Both we, our customers, our markets, our worlds are getting more and more complex. We face rapid change/disruption, overwhelm/overload, risk/uncertainty, turmoil, constantly shifting focus/priorities/agendas.
In the face of this, we struggle to respond, whether it’s to fix performance problems, address new opportunities, grow and expand.
As leaders and business professionals, we must constantly seek to simplify things. Whether it’s helping our customers better understand and address their own challenges and opportunities, or simplifying how things get done within our own organizations. Constant focus on simplification enables us to achieve our goals, as well as increasing our effectiveness and efficiency.
But, often, we make a major mistake. We confused simplification with simplistic. They are different and lead to very different outcomes.

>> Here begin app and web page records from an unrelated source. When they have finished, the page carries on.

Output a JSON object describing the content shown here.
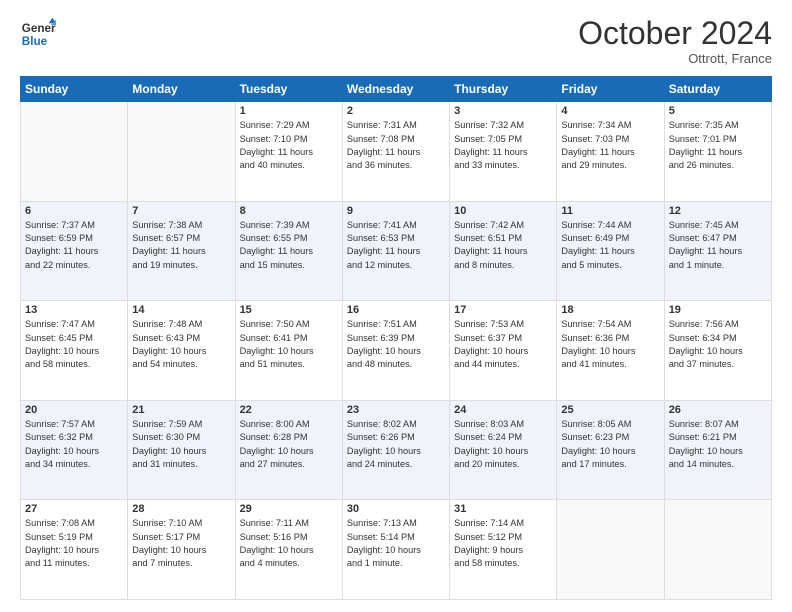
{
  "header": {
    "logo_line1": "General",
    "logo_line2": "Blue",
    "month": "October 2024",
    "location": "Ottrott, France"
  },
  "weekdays": [
    "Sunday",
    "Monday",
    "Tuesday",
    "Wednesday",
    "Thursday",
    "Friday",
    "Saturday"
  ],
  "weeks": [
    [
      {
        "day": "",
        "info": ""
      },
      {
        "day": "",
        "info": ""
      },
      {
        "day": "1",
        "info": "Sunrise: 7:29 AM\nSunset: 7:10 PM\nDaylight: 11 hours\nand 40 minutes."
      },
      {
        "day": "2",
        "info": "Sunrise: 7:31 AM\nSunset: 7:08 PM\nDaylight: 11 hours\nand 36 minutes."
      },
      {
        "day": "3",
        "info": "Sunrise: 7:32 AM\nSunset: 7:05 PM\nDaylight: 11 hours\nand 33 minutes."
      },
      {
        "day": "4",
        "info": "Sunrise: 7:34 AM\nSunset: 7:03 PM\nDaylight: 11 hours\nand 29 minutes."
      },
      {
        "day": "5",
        "info": "Sunrise: 7:35 AM\nSunset: 7:01 PM\nDaylight: 11 hours\nand 26 minutes."
      }
    ],
    [
      {
        "day": "6",
        "info": "Sunrise: 7:37 AM\nSunset: 6:59 PM\nDaylight: 11 hours\nand 22 minutes."
      },
      {
        "day": "7",
        "info": "Sunrise: 7:38 AM\nSunset: 6:57 PM\nDaylight: 11 hours\nand 19 minutes."
      },
      {
        "day": "8",
        "info": "Sunrise: 7:39 AM\nSunset: 6:55 PM\nDaylight: 11 hours\nand 15 minutes."
      },
      {
        "day": "9",
        "info": "Sunrise: 7:41 AM\nSunset: 6:53 PM\nDaylight: 11 hours\nand 12 minutes."
      },
      {
        "day": "10",
        "info": "Sunrise: 7:42 AM\nSunset: 6:51 PM\nDaylight: 11 hours\nand 8 minutes."
      },
      {
        "day": "11",
        "info": "Sunrise: 7:44 AM\nSunset: 6:49 PM\nDaylight: 11 hours\nand 5 minutes."
      },
      {
        "day": "12",
        "info": "Sunrise: 7:45 AM\nSunset: 6:47 PM\nDaylight: 11 hours\nand 1 minute."
      }
    ],
    [
      {
        "day": "13",
        "info": "Sunrise: 7:47 AM\nSunset: 6:45 PM\nDaylight: 10 hours\nand 58 minutes."
      },
      {
        "day": "14",
        "info": "Sunrise: 7:48 AM\nSunset: 6:43 PM\nDaylight: 10 hours\nand 54 minutes."
      },
      {
        "day": "15",
        "info": "Sunrise: 7:50 AM\nSunset: 6:41 PM\nDaylight: 10 hours\nand 51 minutes."
      },
      {
        "day": "16",
        "info": "Sunrise: 7:51 AM\nSunset: 6:39 PM\nDaylight: 10 hours\nand 48 minutes."
      },
      {
        "day": "17",
        "info": "Sunrise: 7:53 AM\nSunset: 6:37 PM\nDaylight: 10 hours\nand 44 minutes."
      },
      {
        "day": "18",
        "info": "Sunrise: 7:54 AM\nSunset: 6:36 PM\nDaylight: 10 hours\nand 41 minutes."
      },
      {
        "day": "19",
        "info": "Sunrise: 7:56 AM\nSunset: 6:34 PM\nDaylight: 10 hours\nand 37 minutes."
      }
    ],
    [
      {
        "day": "20",
        "info": "Sunrise: 7:57 AM\nSunset: 6:32 PM\nDaylight: 10 hours\nand 34 minutes."
      },
      {
        "day": "21",
        "info": "Sunrise: 7:59 AM\nSunset: 6:30 PM\nDaylight: 10 hours\nand 31 minutes."
      },
      {
        "day": "22",
        "info": "Sunrise: 8:00 AM\nSunset: 6:28 PM\nDaylight: 10 hours\nand 27 minutes."
      },
      {
        "day": "23",
        "info": "Sunrise: 8:02 AM\nSunset: 6:26 PM\nDaylight: 10 hours\nand 24 minutes."
      },
      {
        "day": "24",
        "info": "Sunrise: 8:03 AM\nSunset: 6:24 PM\nDaylight: 10 hours\nand 20 minutes."
      },
      {
        "day": "25",
        "info": "Sunrise: 8:05 AM\nSunset: 6:23 PM\nDaylight: 10 hours\nand 17 minutes."
      },
      {
        "day": "26",
        "info": "Sunrise: 8:07 AM\nSunset: 6:21 PM\nDaylight: 10 hours\nand 14 minutes."
      }
    ],
    [
      {
        "day": "27",
        "info": "Sunrise: 7:08 AM\nSunset: 5:19 PM\nDaylight: 10 hours\nand 11 minutes."
      },
      {
        "day": "28",
        "info": "Sunrise: 7:10 AM\nSunset: 5:17 PM\nDaylight: 10 hours\nand 7 minutes."
      },
      {
        "day": "29",
        "info": "Sunrise: 7:11 AM\nSunset: 5:16 PM\nDaylight: 10 hours\nand 4 minutes."
      },
      {
        "day": "30",
        "info": "Sunrise: 7:13 AM\nSunset: 5:14 PM\nDaylight: 10 hours\nand 1 minute."
      },
      {
        "day": "31",
        "info": "Sunrise: 7:14 AM\nSunset: 5:12 PM\nDaylight: 9 hours\nand 58 minutes."
      },
      {
        "day": "",
        "info": ""
      },
      {
        "day": "",
        "info": ""
      }
    ]
  ]
}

When we simplify, we recognize complexity and the interrelationship, inter connectivity between things. We do this by thinking in systems and models. Trying to understand the interrelationships between things, recognizing the tradeoffs we make in choosing certain courses of action. We try to balance our approaches in the face of the complex interactions between things. We recognize things are constantly shifting, and that we must be attentive to these shifts, adapting what we do in real time. We recognize we won’t be perfect, though we strive for perfection, we recognize that often, “just good enough,” is just good enough.
But when we succumb to simplistic thinking, we focus on “the solution.” We believe there is one thing, if we get that right, it will solve all our problems, ignoring the impact on everything else.
We think that prospecting is our fix to sales performance and pipeline problems, ignoring our win rates, sales cycle, deal sizes and deal strategies.
We think volume and velocity are the solutions to meeting our numbers.
We think scripting and driving zero variation in customer engagement solves all problems.
We develop rigid processes and manage execution to those processes.
We look for the ideal tool that gives us the answer to working with customers, believing AI/ML is the secret sauce to success.
Simplistic solutions don’t work–at least on a sustained basis. They may be band-aids that address an immediate issue, but are never sustainable.
Simplistic solutions tend to ignore the inter-connectedness of everything we do, and the dynamic nature of complex systems. With simplistic solutions, we tend to be blind to or purposefully ignore the reality we face.
We must always strive to simplify, but we can never succumb to simplistic.